# [EXERCISE DIRECTIONS]
Every line with the string "BİRİMİ" in it belongs in your answer, so copy them all from the data.

# [Source records]
========================================

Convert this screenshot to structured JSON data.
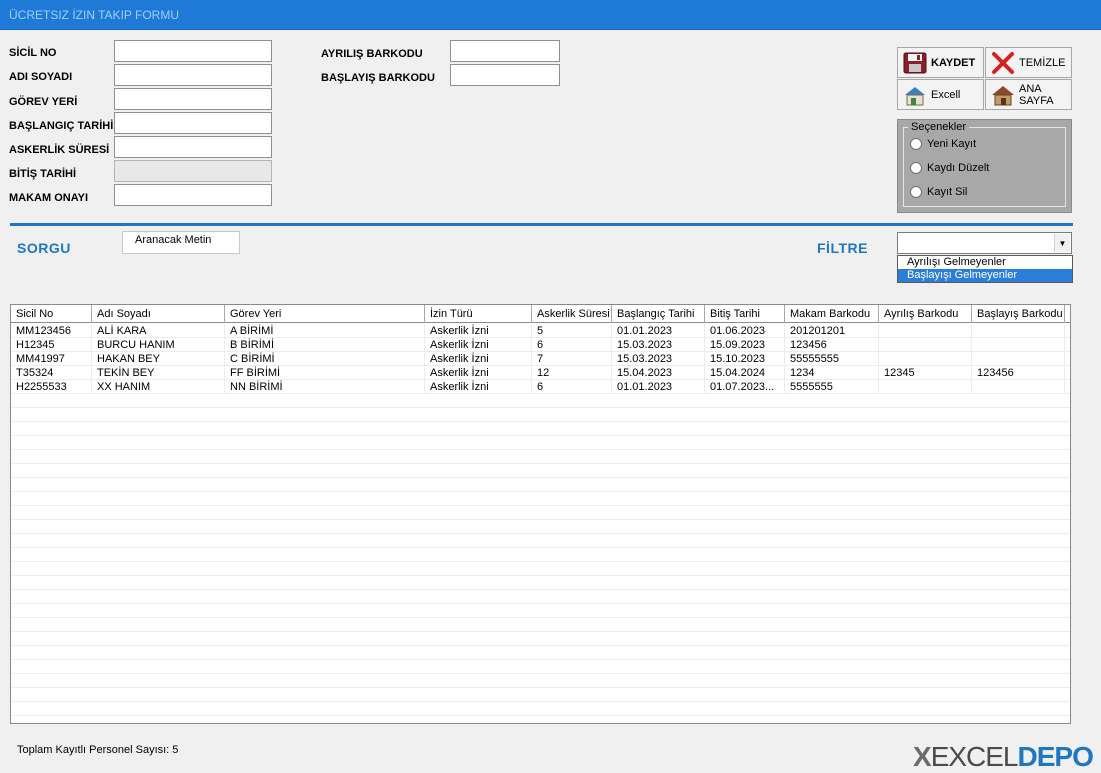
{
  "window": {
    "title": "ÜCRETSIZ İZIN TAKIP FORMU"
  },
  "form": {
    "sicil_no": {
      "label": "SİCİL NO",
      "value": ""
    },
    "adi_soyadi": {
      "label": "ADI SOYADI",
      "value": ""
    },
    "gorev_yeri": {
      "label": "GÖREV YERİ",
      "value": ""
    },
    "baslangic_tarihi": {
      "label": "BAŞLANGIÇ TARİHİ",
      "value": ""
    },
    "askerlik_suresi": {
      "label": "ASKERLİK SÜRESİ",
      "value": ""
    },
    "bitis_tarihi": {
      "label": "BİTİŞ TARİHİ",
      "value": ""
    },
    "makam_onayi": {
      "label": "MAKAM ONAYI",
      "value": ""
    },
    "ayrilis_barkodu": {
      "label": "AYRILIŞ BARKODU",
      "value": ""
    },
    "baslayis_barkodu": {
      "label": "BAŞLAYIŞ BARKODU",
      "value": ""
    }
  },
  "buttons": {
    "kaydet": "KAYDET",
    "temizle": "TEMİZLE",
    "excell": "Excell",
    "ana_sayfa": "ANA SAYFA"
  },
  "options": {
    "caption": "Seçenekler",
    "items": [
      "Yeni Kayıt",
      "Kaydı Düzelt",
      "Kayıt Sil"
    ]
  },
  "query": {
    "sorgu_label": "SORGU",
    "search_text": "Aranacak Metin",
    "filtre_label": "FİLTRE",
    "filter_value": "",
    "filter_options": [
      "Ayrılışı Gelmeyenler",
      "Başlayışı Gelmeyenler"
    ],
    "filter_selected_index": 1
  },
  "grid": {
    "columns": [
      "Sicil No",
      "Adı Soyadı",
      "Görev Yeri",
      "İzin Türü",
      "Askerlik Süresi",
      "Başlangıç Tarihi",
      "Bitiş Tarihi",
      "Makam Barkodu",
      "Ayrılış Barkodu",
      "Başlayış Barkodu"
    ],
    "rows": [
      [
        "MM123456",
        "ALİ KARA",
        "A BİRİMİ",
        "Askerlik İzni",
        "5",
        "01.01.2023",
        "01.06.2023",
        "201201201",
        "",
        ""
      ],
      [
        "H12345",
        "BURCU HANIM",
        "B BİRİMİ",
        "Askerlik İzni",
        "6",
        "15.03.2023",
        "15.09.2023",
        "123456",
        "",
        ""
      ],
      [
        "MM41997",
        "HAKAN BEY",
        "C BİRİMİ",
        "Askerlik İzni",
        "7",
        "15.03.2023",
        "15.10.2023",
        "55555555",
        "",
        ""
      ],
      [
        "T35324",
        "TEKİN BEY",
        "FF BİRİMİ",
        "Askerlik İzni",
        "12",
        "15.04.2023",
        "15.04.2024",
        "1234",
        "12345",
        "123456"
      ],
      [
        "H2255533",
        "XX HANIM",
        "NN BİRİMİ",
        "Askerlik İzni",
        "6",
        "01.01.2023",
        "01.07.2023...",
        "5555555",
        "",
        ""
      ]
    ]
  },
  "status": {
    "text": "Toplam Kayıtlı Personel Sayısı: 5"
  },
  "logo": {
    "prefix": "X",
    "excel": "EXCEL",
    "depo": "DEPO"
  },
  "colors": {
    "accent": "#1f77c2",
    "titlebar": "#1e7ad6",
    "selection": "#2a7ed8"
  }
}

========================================

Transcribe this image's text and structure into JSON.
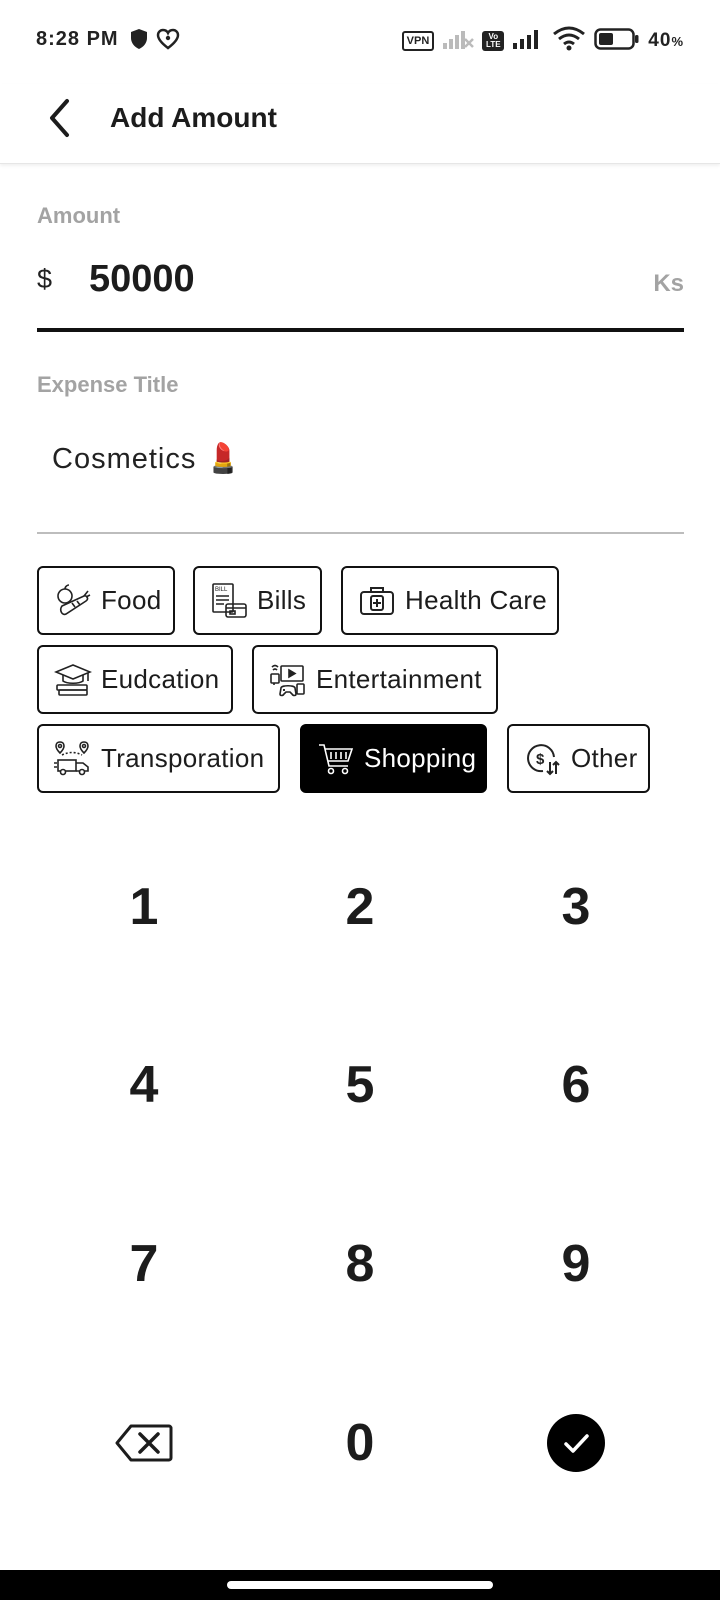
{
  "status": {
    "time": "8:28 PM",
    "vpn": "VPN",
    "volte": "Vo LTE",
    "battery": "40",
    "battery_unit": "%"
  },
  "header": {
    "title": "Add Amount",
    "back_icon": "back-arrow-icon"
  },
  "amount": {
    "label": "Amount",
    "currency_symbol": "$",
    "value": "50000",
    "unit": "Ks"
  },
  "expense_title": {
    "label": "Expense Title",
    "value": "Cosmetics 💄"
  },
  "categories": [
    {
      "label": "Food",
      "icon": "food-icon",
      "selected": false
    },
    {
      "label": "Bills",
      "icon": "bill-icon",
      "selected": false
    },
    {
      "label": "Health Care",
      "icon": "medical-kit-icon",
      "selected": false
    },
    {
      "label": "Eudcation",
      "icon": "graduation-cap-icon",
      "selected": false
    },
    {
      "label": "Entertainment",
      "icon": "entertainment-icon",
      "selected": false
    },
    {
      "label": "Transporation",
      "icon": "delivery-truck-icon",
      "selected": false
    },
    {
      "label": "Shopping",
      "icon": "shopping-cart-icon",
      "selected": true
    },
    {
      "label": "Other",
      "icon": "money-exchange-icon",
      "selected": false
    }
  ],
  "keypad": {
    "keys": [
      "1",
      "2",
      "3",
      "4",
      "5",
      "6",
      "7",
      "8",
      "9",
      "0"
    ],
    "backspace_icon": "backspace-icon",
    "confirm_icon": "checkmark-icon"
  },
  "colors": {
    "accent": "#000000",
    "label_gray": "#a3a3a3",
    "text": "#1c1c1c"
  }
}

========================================

# [EXERCISE OUTPUT]
        "A BİRİMİ",
        "B BİRİMİ",
        "C BİRİMİ",
        "FF BİRİMİ",
        "NN BİRİMİ",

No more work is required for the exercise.